Over the last three years, I have been managing a youth charity and been really inspired by young people’s engagement with new forms of community, and ways of using land. It has confirmed to me how captivating land justice can be, and how fantastic it is that this movement is emerging. I currently live in a farmhouse in south Norfolk with a community other artists and activists, if anyone ever finds themselves out east needing a place to stay…
As I am new to the Land Justice Network, I know I have lots of learning to do and a world to get acquainted with. Over the next two months I would like to offer my facilitation and support to everyone in whatever ways are needed so if there is anything I can assist with, please don’t hesitate to send me an email.
I’m so inspired by what the LJN has achieved so far, by the emerging outreach work, and by the ways you are collectively bringing land into public discourse. I’m honoured to be supporting of all this work over the next few months and I’m looking forward to what’s to come. Thank you for inviting me in!

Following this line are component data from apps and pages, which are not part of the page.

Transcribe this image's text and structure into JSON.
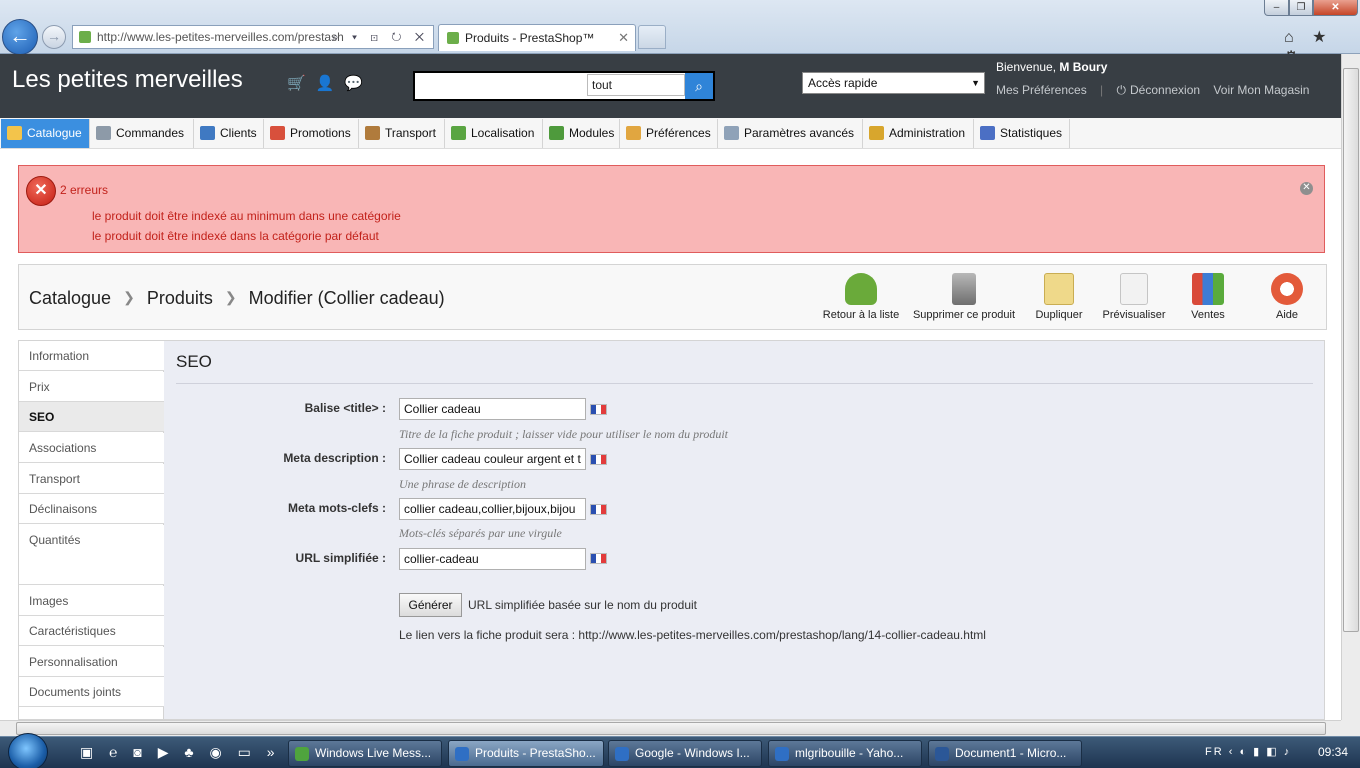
{
  "browser": {
    "url": "http://www.les-petites-merveilles.com/prestash",
    "tab_title": "Produits - PrestaShop™",
    "tab_close": "✕",
    "back": "←",
    "forward": "→",
    "address_ctrls": "⌕ ▾ ⊡ ↻ ✕",
    "tools": "⌂ ★ ⚙"
  },
  "header": {
    "shop_title": "Les petites merveilles",
    "icons": [
      "cart-icon",
      "customers-icon",
      "messages-icon"
    ],
    "search_value": "",
    "search_type": "tout",
    "quick_access": "Accès rapide",
    "welcome_prefix": "Bienvenue,",
    "welcome_user": "M Boury",
    "link_prefs": "Mes Préférences",
    "link_logout": "Déconnexion",
    "link_store": "Voir Mon Magasin"
  },
  "nav": [
    {
      "label": "Catalogue",
      "icon": "folder-icon",
      "color": "#f3c44b"
    },
    {
      "label": "Commandes",
      "icon": "cart-icon",
      "color": "#8d9aa8"
    },
    {
      "label": "Clients",
      "icon": "user-icon",
      "color": "#3f79c2"
    },
    {
      "label": "Promotions",
      "icon": "tag-icon",
      "color": "#d8503c"
    },
    {
      "label": "Transport",
      "icon": "truck-icon",
      "color": "#b07b3c"
    },
    {
      "label": "Localisation",
      "icon": "globe-icon",
      "color": "#5aa542"
    },
    {
      "label": "Modules",
      "icon": "puzzle-icon",
      "color": "#4e9a3c"
    },
    {
      "label": "Préférences",
      "icon": "settings-icon",
      "color": "#e1a640"
    },
    {
      "label": "Paramètres avancés",
      "icon": "wrench-icon",
      "color": "#8fa2b8"
    },
    {
      "label": "Administration",
      "icon": "key-icon",
      "color": "#d8a62d"
    },
    {
      "label": "Statistiques",
      "icon": "stats-icon",
      "color": "#4b6fc4"
    }
  ],
  "errors": {
    "title": "2 erreurs",
    "items": [
      "le produit doit être indexé au minimum dans une catégorie",
      "le produit doit être indexé dans la catégorie par défaut"
    ]
  },
  "breadcrumb": [
    "Catalogue",
    "Produits",
    "Modifier (Collier cadeau)"
  ],
  "toolbar": [
    {
      "label": "Retour à la liste",
      "icon": "back-arrow-icon",
      "color": "#6aaa3a"
    },
    {
      "label": "Supprimer ce produit",
      "icon": "trash-icon",
      "color": "#7d7d7d"
    },
    {
      "label": "Dupliquer",
      "icon": "duplicate-icon",
      "color": "#e9cf7a"
    },
    {
      "label": "Prévisualiser",
      "icon": "preview-icon",
      "color": "#c8d4e0"
    },
    {
      "label": "Ventes",
      "icon": "sales-chart-icon",
      "color": "#d94a3a"
    },
    {
      "label": "Aide",
      "icon": "help-lifebuoy-icon",
      "color": "#e35a3a"
    }
  ],
  "sidebar": [
    "Information",
    "Prix",
    "SEO",
    "Associations",
    "Transport",
    "Déclinaisons",
    "Quantités",
    "Images",
    "Caractéristiques",
    "Personnalisation",
    "Documents joints"
  ],
  "seo": {
    "title": "SEO",
    "fields": [
      {
        "label": "Balise <title> :",
        "value": "Collier cadeau",
        "hint": "Titre de la fiche produit ; laisser vide pour utiliser le nom du produit"
      },
      {
        "label": "Meta description :",
        "value": "Collier cadeau couleur argent et t",
        "hint": "Une phrase de description"
      },
      {
        "label": "Meta mots-clefs :",
        "value": "collier cadeau,collier,bijoux,bijou",
        "hint": "Mots-clés séparés par une virgule"
      },
      {
        "label": "URL simplifiée :",
        "value": "collier-cadeau",
        "hint": ""
      }
    ],
    "generate_button": "Générer",
    "generate_label": "URL simplifiée basée sur le nom du produit",
    "link_text": "Le lien vers la fiche produit sera : http://www.les-petites-merveilles.com/prestashop/lang/14-collier-cadeau.html"
  },
  "taskbar": {
    "tasks": [
      {
        "label": "Windows Live Mess...",
        "color": "#4fa43e"
      },
      {
        "label": "Produits - PrestaSho...",
        "color": "#2f6fc4"
      },
      {
        "label": "Google - Windows I...",
        "color": "#2f6fc4"
      },
      {
        "label": "mlgribouille - Yaho...",
        "color": "#2f6fc4"
      },
      {
        "label": "Document1 - Micro...",
        "color": "#2b5797"
      }
    ],
    "lang": "FR",
    "clock": "09:34"
  }
}
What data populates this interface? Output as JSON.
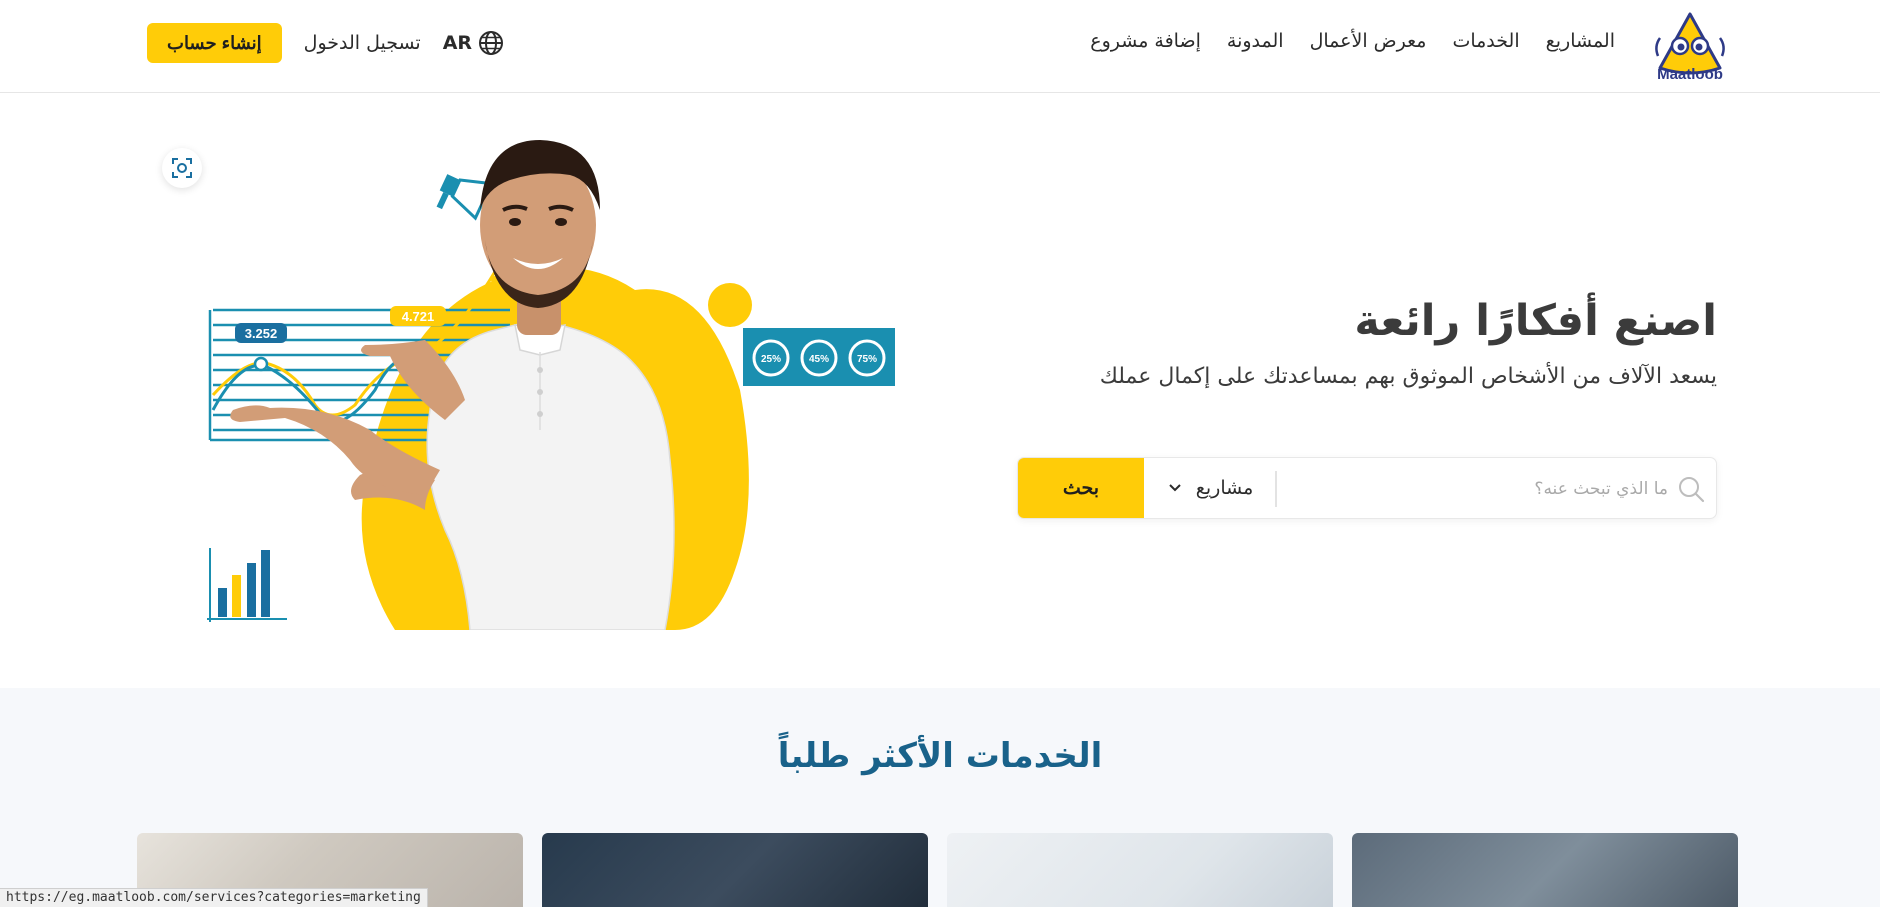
{
  "nav": {
    "logo_text": "Maatloob",
    "links": [
      "المشاريع",
      "الخدمات",
      "معرض الأعمال",
      "المدونة",
      "إضافة مشروع"
    ],
    "language": "AR",
    "login": "تسجيل الدخول",
    "signup": "إنشاء حساب"
  },
  "hero": {
    "title": "اصنع أفكارًا رائعة",
    "subtitle": "يسعد الآلاف من الأشخاص الموثوق بهم بمساعدتك على إكمال عملك",
    "search_placeholder": "ما الذي تبحث عنه؟",
    "select_value": "مشاريع",
    "search_button": "بحث",
    "art": {
      "stat_a": "3.252",
      "stat_b": "4.721",
      "progress": [
        "25%",
        "45%",
        "75%"
      ]
    }
  },
  "services": {
    "title": "الخدمات الأكثر طلباً"
  },
  "status_bar": {
    "url": "https://eg.maatloob.com/services?categories=marketing"
  },
  "colors": {
    "accent": "#ffcc08",
    "heading_blue": "#19628a",
    "chart_teal": "#1a8fb0",
    "logo_blue": "#2e3a87"
  }
}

Professor Antonia Layard’s blog post explores three stories of land secrecy in England: the land registry, beneficial ownership of land, and commercial confidentiality in affordable housing. An informative read reflecting how secrecy about land ownership and deals remain part of English land developments.